Work required: Omit the images and retype the records verbatim.

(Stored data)
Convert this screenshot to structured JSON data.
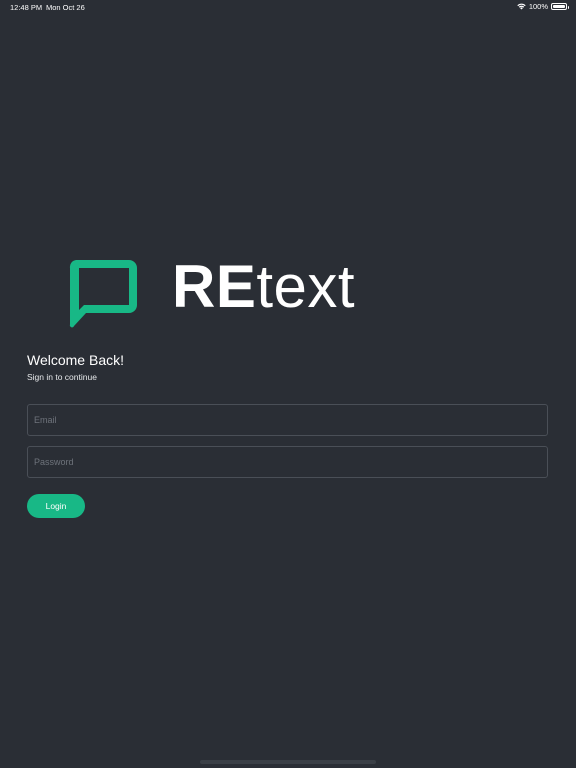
{
  "status_bar": {
    "time": "12:48 PM",
    "date": "Mon Oct 26",
    "battery": "100%"
  },
  "brand": {
    "name_bold": "RE",
    "name_light": "text",
    "accent_color": "#18b886",
    "logo_icon": "speech-bubble-icon"
  },
  "login": {
    "title": "Welcome Back!",
    "subtitle": "Sign in to continue",
    "email_placeholder": "Email",
    "email_value": "",
    "password_placeholder": "Password",
    "password_value": "",
    "button_label": "Login"
  },
  "colors": {
    "background": "#2a2e35",
    "field_border": "#4a4f57",
    "button": "#18b886"
  }
}
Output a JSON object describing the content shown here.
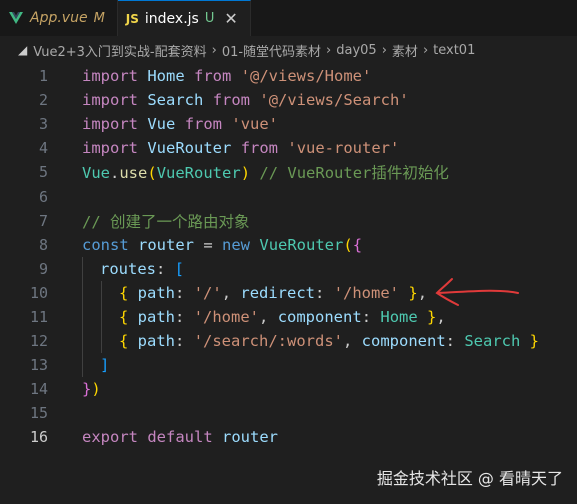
{
  "tabs": [
    {
      "label": "App.vue",
      "flag": "M",
      "icon": "vue-icon"
    },
    {
      "label": "index.js",
      "flag": "U",
      "icon": "js-icon",
      "icon_text": "JS",
      "close": "✕"
    }
  ],
  "breadcrumb": [
    "Vue2+3入门到实战-配套资料",
    "01-随堂代码素材",
    "day05",
    "素材",
    "text01"
  ],
  "code": {
    "line_numbers": [
      "1",
      "2",
      "3",
      "4",
      "5",
      "6",
      "7",
      "8",
      "9",
      "10",
      "11",
      "12",
      "13",
      "14",
      "15",
      "16"
    ],
    "l1": {
      "k": "import",
      "id": "Home",
      "f": "from",
      "s": "'@/views/Home'"
    },
    "l2": {
      "k": "import",
      "id": "Search",
      "f": "from",
      "s": "'@/views/Search'"
    },
    "l3": {
      "k": "import",
      "id": "Vue",
      "f": "from",
      "s": "'vue'"
    },
    "l4": {
      "k": "import",
      "id": "VueRouter",
      "f": "from",
      "s": "'vue-router'"
    },
    "l5": {
      "obj": "Vue",
      "dot": ".",
      "fn": "use",
      "p1": "(",
      "arg": "VueRouter",
      "p2": ")",
      "cm": "// VueRouter插件初始化"
    },
    "l7": {
      "cm": "// 创建了一个路由对象"
    },
    "l8": {
      "k": "const",
      "id": "router",
      "eq": " = ",
      "new": "new",
      "cls": "VueRouter",
      "p": "(",
      "b": "{"
    },
    "l9": {
      "key": "routes",
      "colon": ": ",
      "br": "["
    },
    "l10": {
      "o": "{",
      "k1": " path",
      "c1": ": ",
      "v1": "'/'",
      "cm1": ", ",
      "k2": "redirect",
      "c2": ": ",
      "v2": "'/home'",
      "cl": " }",
      "end": ","
    },
    "l11": {
      "o": "{",
      "k1": " path",
      "c1": ": ",
      "v1": "'/home'",
      "cm1": ", ",
      "k2": "component",
      "c2": ": ",
      "v2": "Home",
      "cl": " }",
      "end": ","
    },
    "l12": {
      "o": "{",
      "k1": " path",
      "c1": ": ",
      "v1": "'/search/:words'",
      "cm1": ", ",
      "k2": "component",
      "c2": ": ",
      "v2": "Search",
      "cl": " }"
    },
    "l13": {
      "br": "]"
    },
    "l14": {
      "b": "}",
      "p": ")"
    },
    "l16": {
      "k": "export",
      "d": "default",
      "id": "router"
    }
  },
  "watermark": "掘金技术社区 @ 看晴天了",
  "colors": {
    "keyword": "#c586c0",
    "string": "#ce9178",
    "variable": "#9cdcfe",
    "comment": "#6a9955",
    "annotation_arrow": "#e03a3a"
  }
}
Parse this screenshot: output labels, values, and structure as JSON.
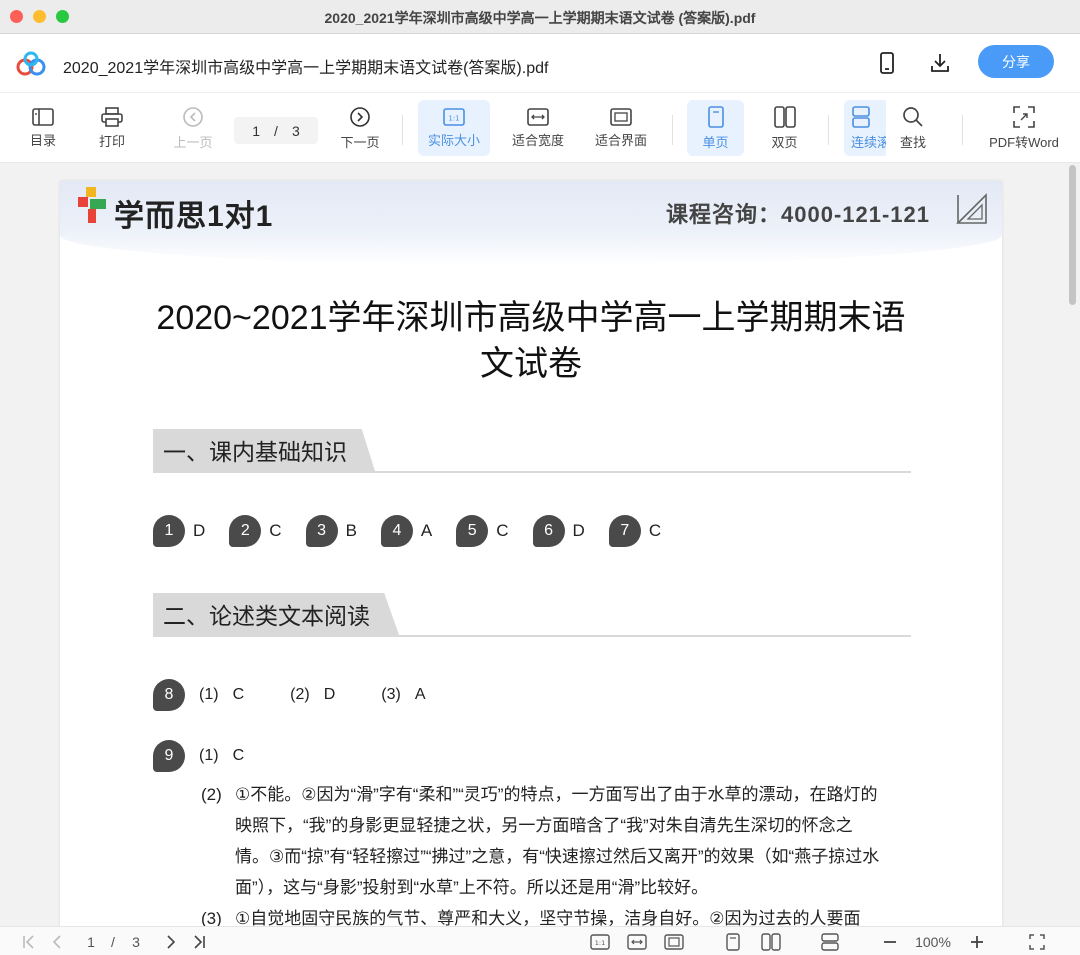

Exercise solution:
Convert this screenshot to structured JSON data.
{
  "status_bar": {
    "time": "12:48 PM",
    "date": "Mon Oct 26",
    "battery": "100%"
  },
  "brand": {
    "name_bold": "RE",
    "name_light": "text",
    "accent_color": "#18b886",
    "logo_icon": "speech-bubble-icon"
  },
  "login": {
    "title": "Welcome Back!",
    "subtitle": "Sign in to continue",
    "email_placeholder": "Email",
    "email_value": "",
    "password_placeholder": "Password",
    "password_value": "",
    "button_label": "Login"
  },
  "colors": {
    "background": "#2a2e35",
    "field_border": "#4a4f57",
    "button": "#18b886"
  }
}
Output a JSON object describing the content shown here.
{
  "tabs": [
    {
      "label": "App.vue",
      "flag": "M",
      "icon": "vue-icon"
    },
    {
      "label": "index.js",
      "flag": "U",
      "icon": "js-icon",
      "icon_text": "JS",
      "close": "✕"
    }
  ],
  "breadcrumb": [
    "Vue2+3入门到实战-配套资料",
    "01-随堂代码素材",
    "day05",
    "素材",
    "text01"
  ],
  "code": {
    "line_numbers": [
      "1",
      "2",
      "3",
      "4",
      "5",
      "6",
      "7",
      "8",
      "9",
      "10",
      "11",
      "12",
      "13",
      "14",
      "15",
      "16"
    ],
    "l1": {
      "k": "import",
      "id": "Home",
      "f": "from",
      "s": "'@/views/Home'"
    },
    "l2": {
      "k": "import",
      "id": "Search",
      "f": "from",
      "s": "'@/views/Search'"
    },
    "l3": {
      "k": "import",
      "id": "Vue",
      "f": "from",
      "s": "'vue'"
    },
    "l4": {
      "k": "import",
      "id": "VueRouter",
      "f": "from",
      "s": "'vue-router'"
    },
    "l5": {
      "obj": "Vue",
      "dot": ".",
      "fn": "use",
      "p1": "(",
      "arg": "VueRouter",
      "p2": ")",
      "cm": "// VueRouter插件初始化"
    },
    "l7": {
      "cm": "// 创建了一个路由对象"
    },
    "l8": {
      "k": "const",
      "id": "router",
      "eq": " = ",
      "new": "new",
      "cls": "VueRouter",
      "p": "(",
      "b": "{"
    },
    "l9": {
      "key": "routes",
      "colon": ": ",
      "br": "["
    },
    "l10": {
      "o": "{",
      "k1": " path",
      "c1": ": ",
      "v1": "'/'",
      "cm1": ", ",
      "k2": "redirect",
      "c2": ": ",
      "v2": "'/home'",
      "cl": " }",
      "end": ","
    },
    "l11": {
      "o": "{",
      "k1": " path",
      "c1": ": ",
      "v1": "'/home'",
      "cm1": ", ",
      "k2": "component",
      "c2": ": ",
      "v2": "Home",
      "cl": " }",
      "end": ","
    },
    "l12": {
      "o": "{",
      "k1": " path",
      "c1": ": ",
      "v1": "'/search/:words'",
      "cm1": ", ",
      "k2": "component",
      "c2": ": ",
      "v2": "Search",
      "cl": " }"
    },
    "l13": {
      "br": "]"
    },
    "l14": {
      "b": "}",
      "p": ")"
    },
    "l16": {
      "k": "export",
      "d": "default",
      "id": "router"
    }
  },
  "watermark": "掘金技术社区 @ 看晴天了",
  "colors": {
    "keyword": "#c586c0",
    "string": "#ce9178",
    "variable": "#9cdcfe",
    "comment": "#6a9955",
    "annotation_arrow": "#e03a3a"
  }
}
Parse this screenshot: output labels, values, and structure as JSON.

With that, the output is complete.